Work required: Among the records below, which lines contain the string "network"? Report them.
*** Opening Input data ***
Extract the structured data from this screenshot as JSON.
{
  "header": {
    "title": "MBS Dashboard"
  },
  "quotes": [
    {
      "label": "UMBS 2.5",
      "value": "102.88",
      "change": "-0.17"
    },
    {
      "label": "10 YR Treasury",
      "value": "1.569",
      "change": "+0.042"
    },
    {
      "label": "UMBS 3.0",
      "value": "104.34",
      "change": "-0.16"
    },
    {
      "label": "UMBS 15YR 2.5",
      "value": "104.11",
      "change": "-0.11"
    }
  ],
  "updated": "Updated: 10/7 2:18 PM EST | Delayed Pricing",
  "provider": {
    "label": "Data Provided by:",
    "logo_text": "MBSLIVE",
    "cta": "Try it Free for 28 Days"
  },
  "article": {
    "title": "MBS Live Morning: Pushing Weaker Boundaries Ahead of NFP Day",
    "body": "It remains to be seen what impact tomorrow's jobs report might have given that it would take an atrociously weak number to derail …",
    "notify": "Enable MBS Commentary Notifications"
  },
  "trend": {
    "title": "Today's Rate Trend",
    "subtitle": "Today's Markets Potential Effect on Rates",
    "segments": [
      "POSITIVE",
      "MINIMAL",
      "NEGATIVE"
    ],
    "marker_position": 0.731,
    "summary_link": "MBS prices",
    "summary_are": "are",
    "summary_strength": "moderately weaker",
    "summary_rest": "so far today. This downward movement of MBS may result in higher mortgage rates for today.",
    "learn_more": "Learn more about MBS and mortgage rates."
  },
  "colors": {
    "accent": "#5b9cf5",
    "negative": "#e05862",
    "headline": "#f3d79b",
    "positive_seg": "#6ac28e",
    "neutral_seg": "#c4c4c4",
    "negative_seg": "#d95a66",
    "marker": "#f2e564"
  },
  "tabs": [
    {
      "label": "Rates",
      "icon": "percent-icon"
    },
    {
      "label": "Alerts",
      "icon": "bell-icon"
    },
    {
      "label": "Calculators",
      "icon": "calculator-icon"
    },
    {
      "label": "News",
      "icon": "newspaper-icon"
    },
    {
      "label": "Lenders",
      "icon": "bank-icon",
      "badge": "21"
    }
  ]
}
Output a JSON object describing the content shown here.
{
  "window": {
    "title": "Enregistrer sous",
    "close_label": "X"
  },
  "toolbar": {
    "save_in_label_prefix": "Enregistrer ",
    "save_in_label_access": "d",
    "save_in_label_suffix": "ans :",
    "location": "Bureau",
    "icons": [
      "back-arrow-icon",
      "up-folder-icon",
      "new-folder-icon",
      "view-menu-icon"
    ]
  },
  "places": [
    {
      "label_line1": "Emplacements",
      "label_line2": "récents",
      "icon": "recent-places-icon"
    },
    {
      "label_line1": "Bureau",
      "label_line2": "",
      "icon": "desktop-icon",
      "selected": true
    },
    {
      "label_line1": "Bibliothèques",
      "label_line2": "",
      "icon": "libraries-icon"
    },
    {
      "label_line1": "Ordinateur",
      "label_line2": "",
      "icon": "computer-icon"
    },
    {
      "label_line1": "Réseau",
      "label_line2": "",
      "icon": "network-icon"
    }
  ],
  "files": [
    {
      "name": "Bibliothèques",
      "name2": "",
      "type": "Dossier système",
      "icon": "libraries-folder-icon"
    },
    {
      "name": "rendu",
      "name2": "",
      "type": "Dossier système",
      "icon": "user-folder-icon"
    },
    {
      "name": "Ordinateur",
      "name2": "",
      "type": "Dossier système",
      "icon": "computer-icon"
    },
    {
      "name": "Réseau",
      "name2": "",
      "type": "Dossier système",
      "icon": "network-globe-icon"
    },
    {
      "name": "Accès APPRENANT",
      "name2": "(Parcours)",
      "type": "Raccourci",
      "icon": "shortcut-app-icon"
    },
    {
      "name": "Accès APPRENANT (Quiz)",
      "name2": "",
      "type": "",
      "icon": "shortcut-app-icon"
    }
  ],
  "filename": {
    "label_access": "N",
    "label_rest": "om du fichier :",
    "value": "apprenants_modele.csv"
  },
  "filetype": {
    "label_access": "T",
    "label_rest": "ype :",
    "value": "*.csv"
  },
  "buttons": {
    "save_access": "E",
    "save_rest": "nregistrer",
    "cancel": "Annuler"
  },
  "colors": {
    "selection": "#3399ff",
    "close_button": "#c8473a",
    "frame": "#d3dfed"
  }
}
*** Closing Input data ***
Solution for this exercise:
      "icon": "network-icon"
      "icon": "network-globe-icon"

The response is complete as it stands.